Veronese adds that considering the vast majority of investors doing business in Brazil seem to focus long term, it is more likely that volumes of future inflows will be sustained at the new higher level achieved in the last couple of weeks.
For managers outside Brazil the move is also seen as a positive thing and the protests are having little effect on their long-term thinking. Jan Dehn, head of research at Ashmore Brazil, says the removal of the upfront cost is a great move because more flows will come into the market.
But he caveats this point with the observation that money will flow into Brazil but not just because of the scrapping of the IOF tax.
“Bond yields have recently increased sharply due mainly to a big risk aversion in the global market place,” he says. “The move higher in bond yields have been excessive; the Brazilian curve is pricing in 300 bps of hikes. This is more hikes than will happen; Brazil has one of the highest real yields in the world. So investors are being compensated for the elevated rate of inflation.”
One of the world’s largest global bond investors, Pimco, views the move as a positive step as well. Co-head of emerging markets, Michael Gomez, says that it signals a decreased official sector intervention in determining the level and term structure of local Brazilian interest rates. “With an inflation-fighting central bank, and the highest nominal and real interest rates of any major global bond market, Brazil local bonds are attractive. Removal of the IOF has made them more so.”
These comments have been backed up in the short term by an uptick of inflows into Brazil – foreign fixed income investments reached $4.91 billion in June. This is an increase from the $4.17 billion fixed income investments the country received between January and May this year.
According to Tulio Maciel, Brazil’s Central Bank Economics Department head, investors seem to be migrating from stocks to fixed income assets due to the scrapping of the tax. “It is possible investors are departing from shares and entering fixed income. In some ways the IOF removal is helping that flow,” he says.

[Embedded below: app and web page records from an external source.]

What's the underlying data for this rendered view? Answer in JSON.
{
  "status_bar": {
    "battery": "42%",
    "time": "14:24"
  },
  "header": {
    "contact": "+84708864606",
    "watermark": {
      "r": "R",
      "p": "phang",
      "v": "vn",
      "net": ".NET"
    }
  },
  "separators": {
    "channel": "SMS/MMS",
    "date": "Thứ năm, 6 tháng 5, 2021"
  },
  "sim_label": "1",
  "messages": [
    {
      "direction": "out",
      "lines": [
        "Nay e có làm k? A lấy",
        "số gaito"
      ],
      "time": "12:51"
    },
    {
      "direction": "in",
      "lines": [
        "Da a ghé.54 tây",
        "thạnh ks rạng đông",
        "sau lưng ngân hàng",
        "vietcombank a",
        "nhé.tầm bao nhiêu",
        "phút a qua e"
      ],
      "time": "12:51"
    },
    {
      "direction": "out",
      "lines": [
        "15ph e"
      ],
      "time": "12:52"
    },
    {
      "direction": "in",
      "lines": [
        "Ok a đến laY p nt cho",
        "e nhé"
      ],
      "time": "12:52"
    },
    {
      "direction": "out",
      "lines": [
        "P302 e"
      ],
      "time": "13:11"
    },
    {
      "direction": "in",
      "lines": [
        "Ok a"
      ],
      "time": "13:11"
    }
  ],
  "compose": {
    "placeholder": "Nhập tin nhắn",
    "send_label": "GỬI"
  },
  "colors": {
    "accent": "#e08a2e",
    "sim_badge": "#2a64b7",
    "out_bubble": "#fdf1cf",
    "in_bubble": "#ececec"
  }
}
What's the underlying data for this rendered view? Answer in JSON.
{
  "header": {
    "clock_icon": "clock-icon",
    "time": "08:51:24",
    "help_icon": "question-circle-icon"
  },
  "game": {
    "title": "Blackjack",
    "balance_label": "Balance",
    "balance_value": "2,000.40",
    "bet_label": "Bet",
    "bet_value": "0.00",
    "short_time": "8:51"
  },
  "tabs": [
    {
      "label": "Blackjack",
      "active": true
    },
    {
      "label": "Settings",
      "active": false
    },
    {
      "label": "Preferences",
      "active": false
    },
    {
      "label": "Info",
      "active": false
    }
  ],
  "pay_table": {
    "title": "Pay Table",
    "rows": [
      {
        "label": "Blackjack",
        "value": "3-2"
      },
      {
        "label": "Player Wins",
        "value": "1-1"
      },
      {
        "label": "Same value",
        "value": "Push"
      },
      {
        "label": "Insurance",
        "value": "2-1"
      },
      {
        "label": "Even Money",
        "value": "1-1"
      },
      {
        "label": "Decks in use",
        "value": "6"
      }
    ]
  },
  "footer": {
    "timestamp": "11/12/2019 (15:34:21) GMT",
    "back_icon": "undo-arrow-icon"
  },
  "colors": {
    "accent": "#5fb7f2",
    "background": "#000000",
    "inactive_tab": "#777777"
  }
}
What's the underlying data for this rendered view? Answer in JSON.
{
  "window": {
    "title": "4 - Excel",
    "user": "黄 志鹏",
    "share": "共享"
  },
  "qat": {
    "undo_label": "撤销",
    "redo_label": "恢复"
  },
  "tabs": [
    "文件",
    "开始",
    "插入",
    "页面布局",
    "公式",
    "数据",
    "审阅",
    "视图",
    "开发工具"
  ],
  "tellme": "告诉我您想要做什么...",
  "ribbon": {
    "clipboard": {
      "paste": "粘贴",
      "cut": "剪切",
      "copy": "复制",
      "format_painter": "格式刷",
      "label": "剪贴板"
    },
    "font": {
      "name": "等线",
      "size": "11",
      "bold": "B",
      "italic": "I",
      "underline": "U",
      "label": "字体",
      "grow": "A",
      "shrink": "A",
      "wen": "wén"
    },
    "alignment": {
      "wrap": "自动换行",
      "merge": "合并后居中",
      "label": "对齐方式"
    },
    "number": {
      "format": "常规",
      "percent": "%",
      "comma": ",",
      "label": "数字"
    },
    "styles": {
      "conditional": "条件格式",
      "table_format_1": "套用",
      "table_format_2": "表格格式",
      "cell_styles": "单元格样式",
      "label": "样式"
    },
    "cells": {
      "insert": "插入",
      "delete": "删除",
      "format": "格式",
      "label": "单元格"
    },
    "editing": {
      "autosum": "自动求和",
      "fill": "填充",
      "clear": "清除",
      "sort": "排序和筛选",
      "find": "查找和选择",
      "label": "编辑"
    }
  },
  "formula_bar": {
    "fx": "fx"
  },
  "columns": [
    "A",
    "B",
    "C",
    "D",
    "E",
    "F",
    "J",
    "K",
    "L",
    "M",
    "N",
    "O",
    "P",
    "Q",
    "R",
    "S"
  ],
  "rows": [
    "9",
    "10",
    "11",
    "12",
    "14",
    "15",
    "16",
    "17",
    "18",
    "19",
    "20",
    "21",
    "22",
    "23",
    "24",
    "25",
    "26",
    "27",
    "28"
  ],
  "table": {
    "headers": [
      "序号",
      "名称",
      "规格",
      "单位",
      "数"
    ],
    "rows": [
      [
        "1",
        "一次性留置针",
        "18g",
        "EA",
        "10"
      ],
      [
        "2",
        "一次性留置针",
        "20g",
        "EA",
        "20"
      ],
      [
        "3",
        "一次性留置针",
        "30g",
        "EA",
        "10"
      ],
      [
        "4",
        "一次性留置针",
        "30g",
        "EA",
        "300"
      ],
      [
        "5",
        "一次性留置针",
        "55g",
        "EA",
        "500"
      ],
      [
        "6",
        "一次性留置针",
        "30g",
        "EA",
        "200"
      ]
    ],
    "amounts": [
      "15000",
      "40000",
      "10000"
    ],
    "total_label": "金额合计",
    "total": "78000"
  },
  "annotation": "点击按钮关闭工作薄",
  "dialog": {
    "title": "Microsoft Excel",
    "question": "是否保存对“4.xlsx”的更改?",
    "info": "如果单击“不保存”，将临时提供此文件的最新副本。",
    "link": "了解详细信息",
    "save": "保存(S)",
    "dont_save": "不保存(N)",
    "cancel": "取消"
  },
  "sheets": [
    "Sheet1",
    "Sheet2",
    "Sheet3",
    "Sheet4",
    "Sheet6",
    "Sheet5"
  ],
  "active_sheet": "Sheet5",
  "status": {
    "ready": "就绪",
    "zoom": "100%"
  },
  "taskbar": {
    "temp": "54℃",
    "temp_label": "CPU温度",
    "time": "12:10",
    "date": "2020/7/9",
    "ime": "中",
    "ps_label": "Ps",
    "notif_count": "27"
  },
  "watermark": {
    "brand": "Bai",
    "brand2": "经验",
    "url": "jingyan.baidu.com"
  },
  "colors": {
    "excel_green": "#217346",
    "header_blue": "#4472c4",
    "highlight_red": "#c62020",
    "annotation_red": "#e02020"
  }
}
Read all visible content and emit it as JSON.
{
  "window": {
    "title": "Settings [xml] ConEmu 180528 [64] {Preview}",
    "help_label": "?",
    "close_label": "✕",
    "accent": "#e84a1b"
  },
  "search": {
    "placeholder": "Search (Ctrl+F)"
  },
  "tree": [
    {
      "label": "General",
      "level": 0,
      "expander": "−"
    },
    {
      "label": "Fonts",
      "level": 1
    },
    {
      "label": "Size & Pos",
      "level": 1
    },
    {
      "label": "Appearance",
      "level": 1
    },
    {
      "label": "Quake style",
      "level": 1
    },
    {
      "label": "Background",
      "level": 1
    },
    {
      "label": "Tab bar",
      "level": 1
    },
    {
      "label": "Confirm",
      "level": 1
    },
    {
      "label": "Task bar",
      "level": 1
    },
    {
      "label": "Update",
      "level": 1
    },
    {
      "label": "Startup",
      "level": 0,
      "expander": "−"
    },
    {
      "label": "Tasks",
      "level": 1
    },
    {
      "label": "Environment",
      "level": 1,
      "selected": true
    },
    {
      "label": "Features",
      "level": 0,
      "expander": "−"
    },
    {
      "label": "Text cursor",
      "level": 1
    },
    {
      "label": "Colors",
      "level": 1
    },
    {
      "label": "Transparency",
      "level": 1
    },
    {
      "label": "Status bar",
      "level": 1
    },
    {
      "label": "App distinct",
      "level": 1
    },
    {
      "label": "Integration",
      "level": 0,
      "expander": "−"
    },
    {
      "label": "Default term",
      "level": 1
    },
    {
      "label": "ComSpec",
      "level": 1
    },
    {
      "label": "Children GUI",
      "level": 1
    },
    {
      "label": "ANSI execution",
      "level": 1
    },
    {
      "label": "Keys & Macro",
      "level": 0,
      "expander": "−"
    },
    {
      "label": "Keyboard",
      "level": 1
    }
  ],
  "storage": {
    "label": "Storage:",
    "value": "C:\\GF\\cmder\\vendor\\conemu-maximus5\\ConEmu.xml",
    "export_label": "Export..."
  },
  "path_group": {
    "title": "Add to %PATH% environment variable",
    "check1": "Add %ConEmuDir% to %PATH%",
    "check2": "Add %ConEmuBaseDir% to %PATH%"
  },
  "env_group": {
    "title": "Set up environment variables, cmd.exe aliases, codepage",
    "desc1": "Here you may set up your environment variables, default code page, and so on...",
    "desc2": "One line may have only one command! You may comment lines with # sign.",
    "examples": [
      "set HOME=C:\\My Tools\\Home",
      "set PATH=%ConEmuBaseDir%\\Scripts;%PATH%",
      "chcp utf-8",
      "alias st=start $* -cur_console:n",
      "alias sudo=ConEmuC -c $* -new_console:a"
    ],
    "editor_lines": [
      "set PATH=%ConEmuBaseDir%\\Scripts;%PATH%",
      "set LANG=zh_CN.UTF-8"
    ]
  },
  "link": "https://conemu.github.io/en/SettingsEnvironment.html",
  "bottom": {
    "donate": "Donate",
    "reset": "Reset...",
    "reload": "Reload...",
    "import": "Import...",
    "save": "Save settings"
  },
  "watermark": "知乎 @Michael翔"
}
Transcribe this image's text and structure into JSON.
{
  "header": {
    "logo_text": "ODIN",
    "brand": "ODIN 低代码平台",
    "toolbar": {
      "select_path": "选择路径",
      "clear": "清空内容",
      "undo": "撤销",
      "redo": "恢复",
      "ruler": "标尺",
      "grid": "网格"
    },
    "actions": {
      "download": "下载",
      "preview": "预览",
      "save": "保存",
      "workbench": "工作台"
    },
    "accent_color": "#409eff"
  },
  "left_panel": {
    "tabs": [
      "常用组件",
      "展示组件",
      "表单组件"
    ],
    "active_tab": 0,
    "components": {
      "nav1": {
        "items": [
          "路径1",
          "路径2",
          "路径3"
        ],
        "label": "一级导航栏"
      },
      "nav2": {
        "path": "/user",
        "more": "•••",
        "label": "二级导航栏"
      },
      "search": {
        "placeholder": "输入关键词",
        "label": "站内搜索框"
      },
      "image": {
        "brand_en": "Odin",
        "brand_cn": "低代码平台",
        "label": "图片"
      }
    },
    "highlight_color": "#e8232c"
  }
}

However, Carlos Eduardo Toro, KPMG director for international taxes at Brazil, says there is another factor at play in the rise in fixed income investments which runs contrary to the government’s view.
The uptick in fixed income investment in June “is not only due to the IOF, which certainly creates an incentive, but it is also the perspective of an increased government interest rate”, he says. At the end of May, the Brazilian Central Bank unanimously decided to lift the Selic, the country’s benchmark interest rate, by 0.50% to 8%, in order to curb inflation.
While fixed income saw positive figures, the balance between entry and flight of dollars in the country’s financial market was negative for Brazil, coming in at $209 million so far in June, according to information from the Central Bank.
Not every asset manager is optimistic about what the scrapping of the tax will herald. In a report published by Natixis recently, the fund manager expressed this move would not make much difference and that flows will be lower than expected because of lower growth prospects and weaker fundamentals.
They also point to a bigger trend at work: there has been an emerging market sell-off as the fed has signalled it will start to scale back its asset purchases programme, or quantitative easing (QE).
After strong non-farm payrolls data in the first week of July, it appears the US economy is getting stronger and this could have more effects on the Brazilian economy and flows. This is leading investors to readjust their portfolios, thus limiting the flows towards Brazilian assets.
As QE begins to be tapered off by the Fed the perception of Brazil by foreign investors may change dramatically. It will become apparent if the scrapping of the IOF has done its job or if Brazil has become unappealing in light of protests and poor fundamentals.
©2013 funds europe